To research other liens or obligations, it’s best to start with what your state law requires. Some counties will give you a FAQ document. This can give you an idea of whether or not previous liens will remain on the property. In California, for example, the sale at a tax-deed auction conveys the title to the new owner free of all prior encumbrances, with the exception of a few (which are mentioned in the FAQ). If you can’t access the information online, simply call the county treasurer or department of finance.

After that you should go to either the County Court or the Recorder’s office to see if there are any special assessments or liens that won’t fall off the property as specified in the FAQ or information sheet. Another option is to have a local title company do a search on the property to study if it’s insurable. There may be issues that you can’t find on your own that would otherwise rule out a property from your list.
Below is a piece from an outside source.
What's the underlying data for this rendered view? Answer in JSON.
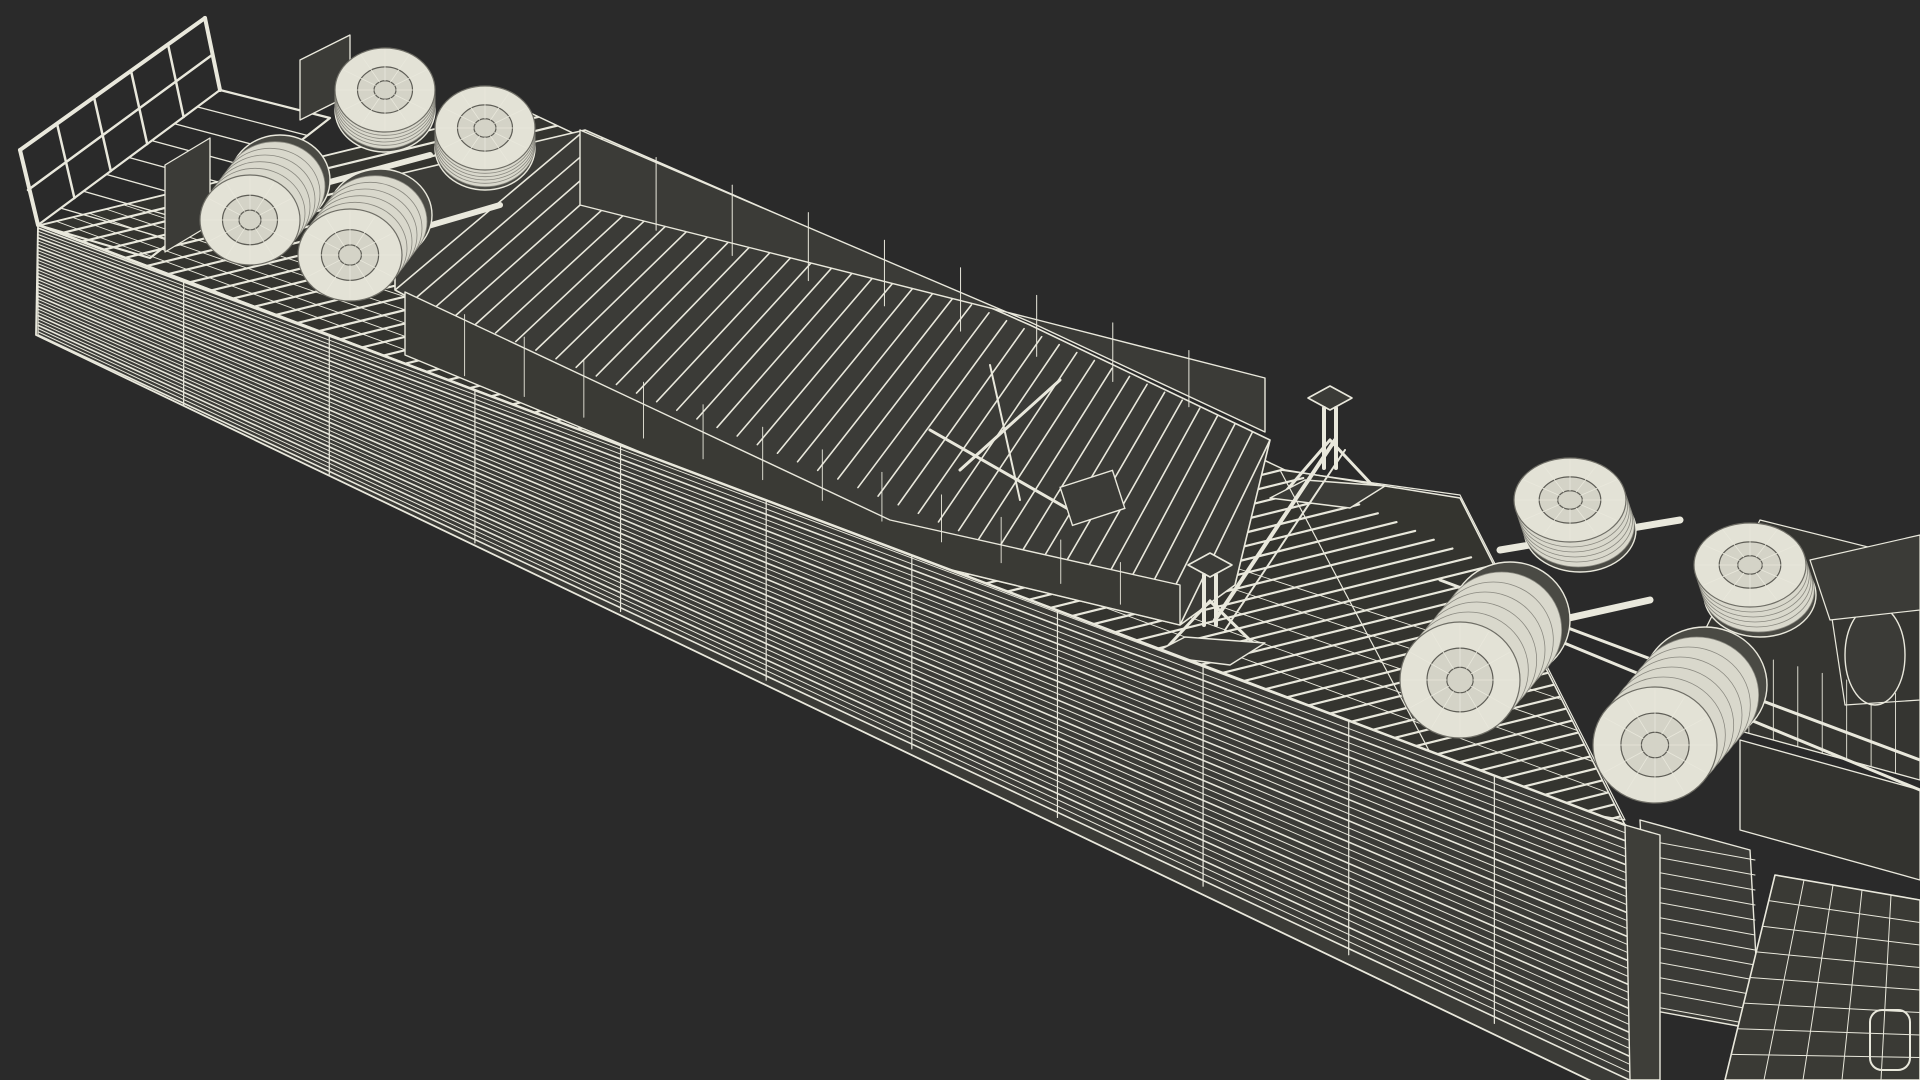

Chances are if there has been a resident there within the last 6 months or so, it’s a safe bet, but don’t rely on that alone.

Now you have all the tools needed to inaugurate investing in tax deeds

Step 5:

Attend the auction & bid/buy. Each auction differs a little, so it’s best if you simply attend to inspect how the process works. The FAQ document should tell you everything you need to know before going in for that particular county. The most notable thing to remember is that you should never bid over what you can afford, or what might bring the price too high. Also remember that you’ll need the funds available as a cashier’s check shortly after you win. In some counties the bidder is allowed to leave the premises for an hour or so to obtain a cashier’s check from the bank, but again, this should be given in the FAQ or county procedures.

Step 6:

Fix, sell, rent, or keep the house for yourself. The property you buy will likely need some repair before selling. If you’re not estimable at home repairs you can hire a contractor to fix it up.

Good luck!